History of Kashmir Day
According to Srinagar-based international law expert Dr Sheikh Showkat Hussain, Kashmir Day has been observed historically right from 1932, after being first proposed by the then Kashmir Committee.“In the 1930s, the day was observed to express camaraderie with the Kashmiris’ struggle against the autocratic Dogra ruler Maharaja Hari Singh. In present day context, Kashmir Day is being celebrated to show solidarity with the struggle of Kashmiris against India,” Sheikh Showkat says.“Basically, it [Kashmir Day] started from undivided Punjab and it has been celebrated ever since, with pauses in between. This day will continue to hold importance until the Kashmiris achieve their objective of right to self-determination,” he says. The day was revived in the 1970s when in 1975 Kashmir’s then tallest political figure Sheikh Mohammad Abdullah agreed to become Chief Minister of Jammu and Kashmir after an accord was signed on behalf of Sheikh Abdullah by Mirza Mohammad Afzal Beg and on behalf of the Indian government, headed by Indira Gandhi, by G Parthasarathy y ini NewN Delhi.D lhi Following the infamous Sheikh-Indira accord of Feb 1975, Kashmiris had then observed a complete strike on the call of Pakistan’s then Prime Minister Zulfikar Ali Bhutto to protest against the agreement. Historically, such has been Pakistan’s influence on Kashmir’s political landscape.
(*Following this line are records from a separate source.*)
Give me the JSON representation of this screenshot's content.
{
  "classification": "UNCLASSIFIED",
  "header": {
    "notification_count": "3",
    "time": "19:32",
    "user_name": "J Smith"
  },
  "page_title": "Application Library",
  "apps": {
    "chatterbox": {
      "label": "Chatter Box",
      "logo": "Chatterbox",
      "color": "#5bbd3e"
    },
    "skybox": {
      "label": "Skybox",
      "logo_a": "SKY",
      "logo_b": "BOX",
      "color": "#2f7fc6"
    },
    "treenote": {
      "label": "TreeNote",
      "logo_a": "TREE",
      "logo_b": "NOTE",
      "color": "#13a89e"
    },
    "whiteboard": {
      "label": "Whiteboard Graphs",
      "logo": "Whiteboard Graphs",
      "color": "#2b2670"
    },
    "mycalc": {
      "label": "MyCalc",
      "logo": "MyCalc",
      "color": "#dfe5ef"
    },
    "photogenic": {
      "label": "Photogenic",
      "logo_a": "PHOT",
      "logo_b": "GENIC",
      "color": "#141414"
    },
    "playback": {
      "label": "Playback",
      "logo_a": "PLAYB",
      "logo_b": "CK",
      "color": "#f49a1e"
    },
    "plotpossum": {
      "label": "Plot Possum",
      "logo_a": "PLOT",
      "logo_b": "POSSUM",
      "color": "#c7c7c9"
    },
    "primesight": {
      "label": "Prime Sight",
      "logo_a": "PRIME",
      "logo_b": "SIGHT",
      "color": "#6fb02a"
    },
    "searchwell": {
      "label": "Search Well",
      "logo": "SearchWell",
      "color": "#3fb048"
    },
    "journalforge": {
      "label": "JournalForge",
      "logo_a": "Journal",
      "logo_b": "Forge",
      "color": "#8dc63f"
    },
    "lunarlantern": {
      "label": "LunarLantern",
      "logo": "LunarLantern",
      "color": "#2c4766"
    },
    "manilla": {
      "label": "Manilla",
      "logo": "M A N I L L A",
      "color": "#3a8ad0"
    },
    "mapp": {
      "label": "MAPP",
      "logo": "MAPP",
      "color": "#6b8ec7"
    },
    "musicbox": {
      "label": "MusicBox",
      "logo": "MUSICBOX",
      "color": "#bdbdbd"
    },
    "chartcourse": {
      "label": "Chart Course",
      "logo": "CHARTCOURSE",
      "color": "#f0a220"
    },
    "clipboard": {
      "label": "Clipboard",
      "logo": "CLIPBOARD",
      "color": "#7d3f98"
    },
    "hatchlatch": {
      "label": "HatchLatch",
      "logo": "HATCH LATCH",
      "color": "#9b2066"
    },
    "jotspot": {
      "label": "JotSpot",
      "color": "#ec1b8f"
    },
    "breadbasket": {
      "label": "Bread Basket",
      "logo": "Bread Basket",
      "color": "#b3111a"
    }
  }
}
In 1990, Pakistan’s late Jamaat-i-Islami leader Qazi Hussain Ahmed had proposed that February 5 be observed as Kashmir Solidarity Day in Pakistan.